[Proposal from outside Japan]Non-members can submit a proposal. When the paper is accepted, you should register before March 1st, 2021 (JST) to ensure your presentation. Registration fee is 8,000 JPN. Please note that registration fee is non-refundable.

You can present a paper in the “Independent Paper Sessions” two years in a row, but not three years. A previously published paper will not be accepted.

If your proposal is accepted, you will be asked to submit your full paper (approximately 5,000 to 7,500 words) to the JAAS Annual Meeting Program Coordinating Committee by May 15th, 2021. The paper will be posted at the JAAS Internet site for two weeks before and after the Annual Meeting; it will be protected by a password that will be given to JAAS members only.

The JAAS Annual Meeting Program Coordinating Committee

No.031 (2020) Community

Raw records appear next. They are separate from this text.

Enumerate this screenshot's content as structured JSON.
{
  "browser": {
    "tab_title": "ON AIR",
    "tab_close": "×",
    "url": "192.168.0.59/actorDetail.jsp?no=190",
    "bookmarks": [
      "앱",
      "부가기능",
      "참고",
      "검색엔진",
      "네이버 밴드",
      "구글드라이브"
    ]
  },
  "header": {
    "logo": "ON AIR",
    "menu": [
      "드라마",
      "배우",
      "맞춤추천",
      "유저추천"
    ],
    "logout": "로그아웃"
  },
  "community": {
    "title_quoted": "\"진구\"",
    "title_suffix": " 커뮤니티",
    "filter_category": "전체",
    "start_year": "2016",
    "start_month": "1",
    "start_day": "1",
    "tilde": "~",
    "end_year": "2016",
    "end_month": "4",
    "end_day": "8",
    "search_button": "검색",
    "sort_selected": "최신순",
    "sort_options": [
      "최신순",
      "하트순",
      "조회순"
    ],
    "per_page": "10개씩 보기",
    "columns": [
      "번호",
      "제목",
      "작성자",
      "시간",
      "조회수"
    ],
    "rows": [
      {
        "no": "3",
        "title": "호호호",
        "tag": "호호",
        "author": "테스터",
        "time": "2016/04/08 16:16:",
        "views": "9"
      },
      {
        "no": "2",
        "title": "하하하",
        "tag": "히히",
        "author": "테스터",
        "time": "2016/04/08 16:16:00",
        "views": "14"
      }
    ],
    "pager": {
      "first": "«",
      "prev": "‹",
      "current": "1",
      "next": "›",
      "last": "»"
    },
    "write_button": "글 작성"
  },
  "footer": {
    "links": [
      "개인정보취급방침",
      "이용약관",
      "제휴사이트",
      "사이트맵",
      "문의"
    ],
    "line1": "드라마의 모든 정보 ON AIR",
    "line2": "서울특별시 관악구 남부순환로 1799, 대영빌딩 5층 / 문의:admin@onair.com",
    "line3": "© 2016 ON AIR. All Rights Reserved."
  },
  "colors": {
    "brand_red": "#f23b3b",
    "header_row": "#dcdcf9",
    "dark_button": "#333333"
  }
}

2020.04.01 The Japanese Journal of American Studies

1. Editors Introduction

3. Izumi OGURA, The Concord Community: Ralph Waldo Emerson and the Antislavery Movement

21. Yuko MATSUMOTO, Community Building in Harlem: The New York Age in the 1910s

45. Michiyo KITAWAKI, The Making of Western Dressmaking Culture in the Hawai’i Nikkei Community before World War II

65. Bruce P. BOTTORFF, Forging American Womanhood: The Acculturation of Second-Generation Immigrant Girls in Honolulu, 1917-1938

87. Yushi YAMAZAKI, Becoming Internationalist Subjects: The Growth of Multiracial Labor Organizing among Japanese Immigrant Communities in California, 1925-1933

111. Ayako SAHARA, Sharing the Travail of Reeducation Camps, Expelling the Betrayer: The Politics of Deportation in a Vietnamese American Community

133. Kumiko NOGUCHI, Keeping the Indian Tribal Community Together: Nation Building and Cultural Sovereignty in the Indian Casino Era

157. Satomi MINOWA, “Free Love” in Sectional Debates over Slavery in Mid-Nineteenth-Century America

179. Koji ITO, Contesting Alaskan Salmon: Fishing Rights, Scientifi c Knowledge, and a US-Japanese Fishery Dispute in Bristol Bay in the 1930s

201. Mai ISOYAMA, The Asia Foundation’s Cold War Infl uence on Tadao Yanaihara’s Educational Research Institute in Japan

223. English-Language Works by JAAS Members 2018

No.030 (2019) Democracy

2019.04.01 The Japanese Journal of American Studies